” Queensland schoolgirls are picking up guns in record numbers.
Recreation and competition shooting associations are reporting a surge in junior members, particularly girls, a trend that is firing up Gun Control Australia which is pushing for a ban on under-18s handling firearms.
The Sporting Shooters’ Association of Australia has several thousand Queensland children as members and president Geoff Jones reports a recent spike in girls’ involvement.
There is a similar trend in competition shooting. In 2010, 18 per cent of Queensland Target Shooters juniors were female. This year one third are girls. In Queensland, kids aged 11 and over can obtain a minor’s gun license.

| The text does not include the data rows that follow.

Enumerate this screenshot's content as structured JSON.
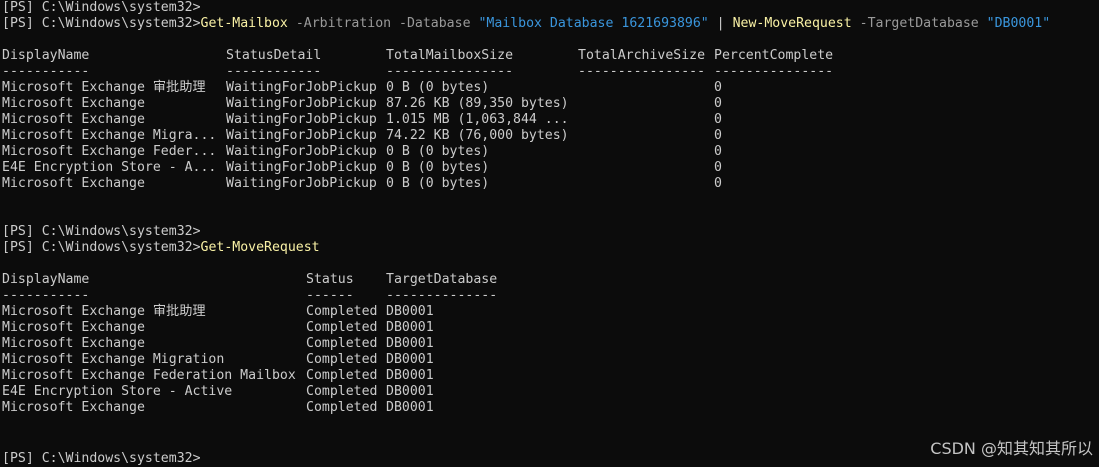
{
  "prompt": {
    "ps_tag": "[PS]",
    "path": "C:\\Windows\\system32>"
  },
  "command1": {
    "cmdlet1": "Get-Mailbox",
    "param1": "-Arbitration",
    "param2": "-Database",
    "arg1": "\"Mailbox Database 1621693896\"",
    "pipe": "|",
    "cmdlet2": "New-MoveRequest",
    "param3": "-TargetDatabase",
    "arg2": "\"DB0001\""
  },
  "table1": {
    "headers": [
      "DisplayName",
      "StatusDetail",
      "TotalMailboxSize",
      "TotalArchiveSize",
      "PercentComplete"
    ],
    "separators": [
      "-----------",
      "------------",
      "----------------",
      "----------------",
      "---------------"
    ],
    "rows": [
      [
        "Microsoft Exchange 审批助理",
        "WaitingForJobPickup",
        "0 B (0 bytes)",
        "",
        "0"
      ],
      [
        "Microsoft Exchange",
        "WaitingForJobPickup",
        "87.26 KB (89,350 bytes)",
        "",
        "0"
      ],
      [
        "Microsoft Exchange",
        "WaitingForJobPickup",
        "1.015 MB (1,063,844 ...",
        "",
        "0"
      ],
      [
        "Microsoft Exchange Migra...",
        "WaitingForJobPickup",
        "74.22 KB (76,000 bytes)",
        "",
        "0"
      ],
      [
        "Microsoft Exchange Feder...",
        "WaitingForJobPickup",
        "0 B (0 bytes)",
        "",
        "0"
      ],
      [
        "E4E Encryption Store - A...",
        "WaitingForJobPickup",
        "0 B (0 bytes)",
        "",
        "0"
      ],
      [
        "Microsoft Exchange",
        "WaitingForJobPickup",
        "0 B (0 bytes)",
        "",
        "0"
      ]
    ]
  },
  "command2": {
    "cmdlet": "Get-MoveRequest"
  },
  "table2": {
    "headers": [
      "DisplayName",
      "Status",
      "TargetDatabase"
    ],
    "separators": [
      "-----------",
      "------",
      "--------------"
    ],
    "rows": [
      [
        "Microsoft Exchange 审批助理",
        "Completed",
        "DB0001"
      ],
      [
        "Microsoft Exchange",
        "Completed",
        "DB0001"
      ],
      [
        "Microsoft Exchange",
        "Completed",
        "DB0001"
      ],
      [
        "Microsoft Exchange Migration",
        "Completed",
        "DB0001"
      ],
      [
        "Microsoft Exchange Federation Mailbox",
        "Completed",
        "DB0001"
      ],
      [
        "E4E Encryption Store - Active",
        "Completed",
        "DB0001"
      ],
      [
        "Microsoft Exchange",
        "Completed",
        "DB0001"
      ]
    ]
  },
  "watermark": "CSDN @知其知其所以",
  "colors": {
    "background": "#0c0c0c",
    "text": "#cccccc",
    "cmdlet": "#f9f1a5",
    "parameter": "#9a9a9a",
    "string": "#3a96dd"
  }
}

Gun Control Australia has urged a Senate inquiry into firearms to lift the legal age to 18, a move that shooting bodies and parents warn will end Australia producing elite shooting champions.
“ The reason why so many parents are happy to have their kids involved is because they see the rigid safety protocol,” Mr Jones said. “We have a great reputation for safety in Australia and we are reaping the rewards of that in junior participation. There is only one live round in the gun, kids use age appropriate weapons – no semi-automatics – and there are step-by-step safety rules.”

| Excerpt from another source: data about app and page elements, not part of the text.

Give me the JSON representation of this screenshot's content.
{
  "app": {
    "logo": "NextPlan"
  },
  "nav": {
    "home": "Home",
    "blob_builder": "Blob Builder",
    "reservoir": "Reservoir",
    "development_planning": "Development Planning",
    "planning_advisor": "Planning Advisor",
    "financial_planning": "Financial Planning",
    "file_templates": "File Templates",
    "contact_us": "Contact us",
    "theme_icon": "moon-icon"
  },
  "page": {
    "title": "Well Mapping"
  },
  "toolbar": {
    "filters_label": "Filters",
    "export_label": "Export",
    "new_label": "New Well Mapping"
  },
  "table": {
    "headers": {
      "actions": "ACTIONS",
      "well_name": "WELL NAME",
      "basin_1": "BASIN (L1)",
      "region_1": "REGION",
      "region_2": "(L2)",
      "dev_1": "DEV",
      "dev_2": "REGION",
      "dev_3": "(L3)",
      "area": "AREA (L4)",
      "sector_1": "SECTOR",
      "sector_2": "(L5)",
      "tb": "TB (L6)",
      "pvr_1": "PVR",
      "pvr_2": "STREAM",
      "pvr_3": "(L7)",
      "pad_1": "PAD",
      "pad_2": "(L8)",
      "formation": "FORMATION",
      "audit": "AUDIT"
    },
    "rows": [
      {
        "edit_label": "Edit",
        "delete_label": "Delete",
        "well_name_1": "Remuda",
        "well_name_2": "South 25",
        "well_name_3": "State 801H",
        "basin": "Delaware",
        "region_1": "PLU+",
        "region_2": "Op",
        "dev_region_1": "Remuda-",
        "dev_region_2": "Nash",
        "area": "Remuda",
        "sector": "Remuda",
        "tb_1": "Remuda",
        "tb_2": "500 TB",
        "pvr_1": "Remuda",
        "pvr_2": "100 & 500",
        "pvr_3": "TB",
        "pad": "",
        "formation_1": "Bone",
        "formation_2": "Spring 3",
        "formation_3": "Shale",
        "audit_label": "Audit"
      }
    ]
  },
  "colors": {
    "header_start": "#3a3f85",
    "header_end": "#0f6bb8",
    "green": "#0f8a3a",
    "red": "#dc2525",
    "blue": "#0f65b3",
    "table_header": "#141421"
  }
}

Jamie Webb, who coaches kids at national and state level in target shooting, said: “Anti-gun lobbyists will put an end to the country’s participation in the sport and it makes no sense. The levels of safety for our shooters is the best in the world and I know of no dangerous incidents.”

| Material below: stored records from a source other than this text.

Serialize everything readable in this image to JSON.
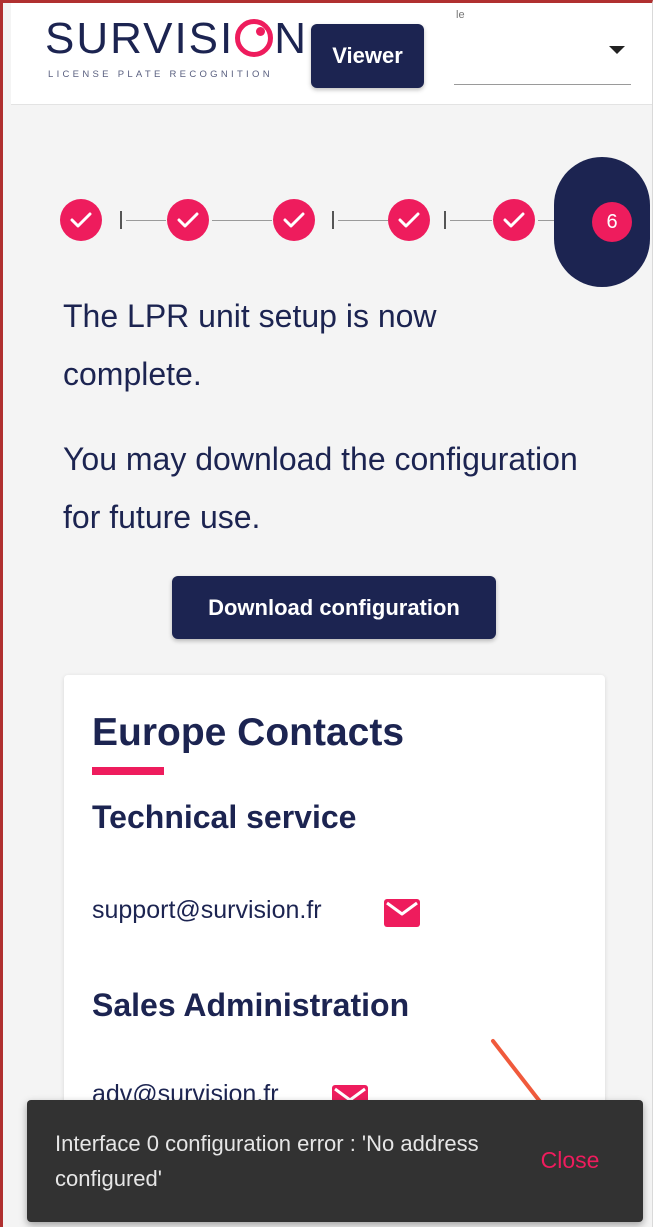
{
  "header": {
    "logo_word_start": "SURVISI",
    "logo_word_end": "N",
    "logo_tagline": "LICENSE PLATE RECOGNITION",
    "viewer_label": "Viewer",
    "select_label": "le",
    "select_value": ""
  },
  "stepper": {
    "current_step": "6",
    "completed_steps": 5
  },
  "main": {
    "message_complete": "The LPR unit setup is now complete.",
    "message_download": "You may download the configuration for future use.",
    "download_button": "Download configuration"
  },
  "contacts": {
    "title": "Europe Contacts",
    "sections": [
      {
        "title": "Technical service",
        "email": "support@survision.fr"
      },
      {
        "title": "Sales Administration",
        "email": "adv@survision.fr"
      }
    ]
  },
  "snackbar": {
    "message": "Interface 0 configuration error : 'No address configured'",
    "close_label": "Close"
  },
  "colors": {
    "navy": "#1c2451",
    "accent": "#ee1c5d",
    "snackbar_bg": "#323232"
  }
}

Queensland Police confirmed 687 minors gun licenses were issued in the last year but Mr Webb says that is one tenth of the unlicensed kids who shoot at ranges. “